The trigger for the massive interest and the humongous invasion of devotees is also being attributed to the reach of social media. “Even two months before the event, social media was abuzz. Its unique history also urged devotees to decide to visit the temple. At least 200 of my friends settled abroad called me to make travel arrangements for them,” says Venkatakrishnan. True, other than devotees from Tamil Nadu, thousands travelled from Andhra Pradesh, Telangana and Karnataka by chartered buses to catch a glimpse of the ‘forty-year god.’

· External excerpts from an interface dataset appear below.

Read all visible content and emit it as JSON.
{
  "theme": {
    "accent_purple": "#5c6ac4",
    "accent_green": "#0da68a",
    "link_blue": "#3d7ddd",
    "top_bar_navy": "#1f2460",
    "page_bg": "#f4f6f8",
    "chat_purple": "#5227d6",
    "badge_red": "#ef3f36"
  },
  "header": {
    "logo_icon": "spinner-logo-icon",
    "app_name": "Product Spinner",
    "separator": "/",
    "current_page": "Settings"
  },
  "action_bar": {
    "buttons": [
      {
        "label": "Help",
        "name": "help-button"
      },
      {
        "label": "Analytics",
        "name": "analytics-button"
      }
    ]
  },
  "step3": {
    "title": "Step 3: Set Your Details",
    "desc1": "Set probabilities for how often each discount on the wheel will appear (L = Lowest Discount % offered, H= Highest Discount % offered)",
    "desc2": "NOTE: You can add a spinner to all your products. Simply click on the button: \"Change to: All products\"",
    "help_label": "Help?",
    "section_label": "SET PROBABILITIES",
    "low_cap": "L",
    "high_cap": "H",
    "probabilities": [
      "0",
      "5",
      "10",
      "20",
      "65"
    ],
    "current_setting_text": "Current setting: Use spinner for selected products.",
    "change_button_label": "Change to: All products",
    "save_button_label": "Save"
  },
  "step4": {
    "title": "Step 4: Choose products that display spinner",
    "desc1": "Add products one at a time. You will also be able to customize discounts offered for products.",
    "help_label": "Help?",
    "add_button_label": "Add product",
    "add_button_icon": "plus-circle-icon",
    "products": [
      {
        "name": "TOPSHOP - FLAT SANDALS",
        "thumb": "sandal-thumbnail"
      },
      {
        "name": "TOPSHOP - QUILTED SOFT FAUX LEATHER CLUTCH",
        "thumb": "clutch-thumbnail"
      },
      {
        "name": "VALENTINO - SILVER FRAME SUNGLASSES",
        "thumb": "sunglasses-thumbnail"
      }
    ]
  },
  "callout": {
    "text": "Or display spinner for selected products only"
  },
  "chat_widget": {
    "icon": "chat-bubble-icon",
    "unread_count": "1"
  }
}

The great pull was, of course, in the belief that this was once-in-a-lifetime event: with just a 48-day window once in 40 years, it could not be missed, much like the sighting of Halley’s comet. For, not everyone could count on being so fortunate as Varadhachar Bhattar. The 92-year-old retired headmaster is probably the only person to have witnessed three editions of Aththi Varadhar. “My memory of the first event is vague; I was just twelve. But the 1979 event is still etched clearly. We could simply walk in and out of the temple. A few hundred people would come by trains, buses and bullock carts. It was more like a village festival, nothing like this. Travel has become easier, which is the reason behind these crowds,” he reasons.
The event was also a signifier of Tamil Nadu’s socio-religious leanings, and its separation from the electorate’s political convictions. Three months after Tamil Nadu rejected Hindutva politics, the feverish response to the Kanchipuram festival silenced once more the otherwise loud rationalists of the state. Many were embarrassed, too, after two women from late DMK (the Dravidian party is avowedly atheistic) leader Karunanidhi’s family—wife Rajathi Ammal and daughter-in-law Durga Stalin—turned up in Kanchipuram. “After Karunanidhi’s demise, the anti-god, anti-Hindu stand of the DMK stands diluted,” admits a former DMK minister, after a darshan at Kanchipuram.
With his ability to attract even non-believers, the demand for retaining Athithi Varadhar permanently only grew louder. “To attract so many devotees in such a short span of time, the deity must be endowed with enormous powers. We should not send him back into the tank and Instead keep him here to be worshipped by lakhs of others who have not been so fortunate. This could become another Tirupathi,” argues Krishna Premi, a noted Vaishnaviite preacher. Though he found support from a couple of ‘jeeyars’ (Vaishnavite head priests), the overwhelming view was that the tradition of many centuries should not be broken.
“If Aththi Varadhar remained outside he would become another idol in the temple where the main deity—Varadaraja Swamy—is the centre of all prayers and devotion. People would quickly lose interest in him, which has been kindled only by his rare appearance once in four decades. We should maintain that mystery for the next generation,” counters Venkatakrishnan.
By G.C. Shekhar in Kanchipuram